- How are the coordinated metal cations positioned relative to the plane of the cyclo-Pn ring and at what distances?
- How does the coordination mode depend on the number of phosphorus atoms and, for a given number, on the nature of the metal, metal cation(s), and additional ligands?
- How does the number of phosphorus atoms and the coordination mode of the cyclo-Pn ligand change the connectivity and dimensionality of the resulting bimetallic complex?
Virovets added, “Here, the CSD and ConQuest software provided us truly unique opportunities. ConQuest is a very convenient software integrated with the CSD—a comprehensive structural database. It allows summarizing the geometric characteristics of a molecular fragment of interest in a set of crystal structures and easily visualizing and analyzing the data. Without this tandem-like software, our review article would be neither so informative nor so complete. Now we are sure that no compound or crystal structure escaped our attention.”
Was there anything about the coordination environment you found particularly surprising?
“The cyclo-Pn-based building blocks can bind to a metal cation resulting in an end-on (σ) and side-on (π) coordination,” Peresypkina said. “We found that with the increasing of n from 3 to 5, the end-on coordination mode becomes more frequent. The geometric characteristics of these types of coordination are indistinguishable for the Pn complexes with n = 3 but become clearly different for n = 5. It is an interesting tendency that was not stated elsewhere and still needs better understanding. Moreover, for the most studied case of pentaphosphaferrocene (n = 5) the Ag+ cations, in contrast to Cu+ ones, show a clear tendency to prefer the side-on coordination mode. This information is crucial not only for the planning of the synthetic research in the metallosupramolecular chemistry, but it also gives a wider vision of the overall class of the compounds and shows perspective for theoretical investigations.”

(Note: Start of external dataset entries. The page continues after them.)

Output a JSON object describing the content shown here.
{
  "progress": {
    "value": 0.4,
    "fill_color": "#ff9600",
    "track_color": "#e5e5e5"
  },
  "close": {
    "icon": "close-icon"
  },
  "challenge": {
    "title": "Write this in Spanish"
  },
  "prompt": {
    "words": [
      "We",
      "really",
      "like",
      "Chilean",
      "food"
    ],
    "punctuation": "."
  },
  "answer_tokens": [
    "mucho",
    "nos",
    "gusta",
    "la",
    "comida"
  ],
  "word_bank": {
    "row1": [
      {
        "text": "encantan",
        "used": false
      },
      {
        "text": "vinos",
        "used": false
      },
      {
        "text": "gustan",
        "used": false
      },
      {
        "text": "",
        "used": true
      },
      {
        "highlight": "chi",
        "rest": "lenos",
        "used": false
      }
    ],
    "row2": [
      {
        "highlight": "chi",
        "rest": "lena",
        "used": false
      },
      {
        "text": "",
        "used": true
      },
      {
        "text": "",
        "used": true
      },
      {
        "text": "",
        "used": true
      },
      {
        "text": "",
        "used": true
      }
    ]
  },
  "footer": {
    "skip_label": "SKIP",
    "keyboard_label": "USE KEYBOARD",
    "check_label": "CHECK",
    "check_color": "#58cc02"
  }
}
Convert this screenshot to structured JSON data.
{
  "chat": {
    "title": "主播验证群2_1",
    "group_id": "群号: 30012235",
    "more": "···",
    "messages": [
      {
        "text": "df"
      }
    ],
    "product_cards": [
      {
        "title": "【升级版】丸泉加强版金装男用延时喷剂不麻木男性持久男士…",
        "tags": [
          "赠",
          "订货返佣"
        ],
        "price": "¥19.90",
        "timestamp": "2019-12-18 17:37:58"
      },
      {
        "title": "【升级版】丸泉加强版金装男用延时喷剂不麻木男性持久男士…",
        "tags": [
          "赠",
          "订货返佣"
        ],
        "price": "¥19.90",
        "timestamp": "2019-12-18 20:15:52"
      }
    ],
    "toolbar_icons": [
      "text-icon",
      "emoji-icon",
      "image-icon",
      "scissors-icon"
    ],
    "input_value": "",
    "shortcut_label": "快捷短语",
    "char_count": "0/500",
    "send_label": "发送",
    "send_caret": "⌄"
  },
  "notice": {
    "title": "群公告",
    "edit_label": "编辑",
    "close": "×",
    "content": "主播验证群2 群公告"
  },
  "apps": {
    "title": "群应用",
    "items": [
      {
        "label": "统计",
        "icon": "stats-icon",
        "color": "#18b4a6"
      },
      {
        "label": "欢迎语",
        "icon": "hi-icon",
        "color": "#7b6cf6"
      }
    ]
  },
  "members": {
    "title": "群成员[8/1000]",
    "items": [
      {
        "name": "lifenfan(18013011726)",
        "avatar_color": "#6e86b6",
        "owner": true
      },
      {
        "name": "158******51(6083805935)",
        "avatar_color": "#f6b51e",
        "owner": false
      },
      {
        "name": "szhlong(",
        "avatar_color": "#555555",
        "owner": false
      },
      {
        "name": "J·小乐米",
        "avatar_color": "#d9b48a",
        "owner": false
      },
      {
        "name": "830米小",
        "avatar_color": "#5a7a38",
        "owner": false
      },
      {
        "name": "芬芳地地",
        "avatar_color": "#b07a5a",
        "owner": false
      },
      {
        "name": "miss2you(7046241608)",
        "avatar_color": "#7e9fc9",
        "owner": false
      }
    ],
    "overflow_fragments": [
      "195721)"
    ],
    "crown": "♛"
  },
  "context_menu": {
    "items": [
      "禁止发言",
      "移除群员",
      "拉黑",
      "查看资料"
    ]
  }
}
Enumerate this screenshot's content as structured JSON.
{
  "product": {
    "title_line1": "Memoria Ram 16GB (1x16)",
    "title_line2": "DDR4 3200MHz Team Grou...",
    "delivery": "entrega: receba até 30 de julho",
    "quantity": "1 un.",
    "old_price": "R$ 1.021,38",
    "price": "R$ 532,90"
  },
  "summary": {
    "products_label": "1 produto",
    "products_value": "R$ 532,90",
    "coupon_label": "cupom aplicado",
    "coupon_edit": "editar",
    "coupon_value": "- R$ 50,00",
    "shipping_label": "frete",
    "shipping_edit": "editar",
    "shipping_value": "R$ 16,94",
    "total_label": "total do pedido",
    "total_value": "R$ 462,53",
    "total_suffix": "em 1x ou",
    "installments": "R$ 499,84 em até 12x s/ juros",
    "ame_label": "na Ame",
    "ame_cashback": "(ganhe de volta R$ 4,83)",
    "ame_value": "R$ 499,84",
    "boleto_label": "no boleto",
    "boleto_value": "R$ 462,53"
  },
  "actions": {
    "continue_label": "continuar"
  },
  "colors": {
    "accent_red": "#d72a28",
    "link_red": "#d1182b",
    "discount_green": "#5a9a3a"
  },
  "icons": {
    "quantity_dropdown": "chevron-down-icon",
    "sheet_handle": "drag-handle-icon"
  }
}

What role can data mining play in advancing structural chemistry research?
“The single-crystal X-ray diffraction (SCXRD), being the most informative method of molecular structure determination, is routinely used as the first-resort analytical tool in synthetic chemistry,” Virovets said. “Often the use of the method is considered only by its straightforward outcome—the atomic connectivity of a desired compound.”
“But it can do more if we do not limit ourselves to determining the crystal structure of a novel compound but take a little pause and spend some time analyzing the whole structural information on the entire class of compounds—the coordination possibilities of metals and ligands—also obtained by others and collected in databases like the CSD,” he said.
Peresypkina added, “Generally, we should look not only at new features but also for repeating patterns or common features in the same or similar classes of compounds. Such crystallochemical analysis can help predict the way of coordination of metal cations to other building blocks and, therefore, to more rationally plan future research directed to novel metallosupramolecular architectures. We hope that our review will encourage more endeavours in this field and structural science will profit more from deductive approaches than it currently does.”
Dr Peresypkina and Dr Virovets would like to thank Prof. Manfred Scheer and all the students and postdoc researchers on his team for a great co-working experience, outstanding research, and motivating crystallographic challenges.
Read the full paper, Organometallic polyphosphorus complexes as diversified building blocks in coordination chemistry. (Coord. Chem. Rev., 2021, 446, 213995.)
Learn more about CCDC’s ConQuest software, the primary program for searching and retrieving information from the Cambridge Structural Database (CSD).
Read additional applications of CCDC tools, including case studies on optimizing metal-organic frameworks for VOC recapture and hydrogen storage and using the CSD to discover materials with electronic properties.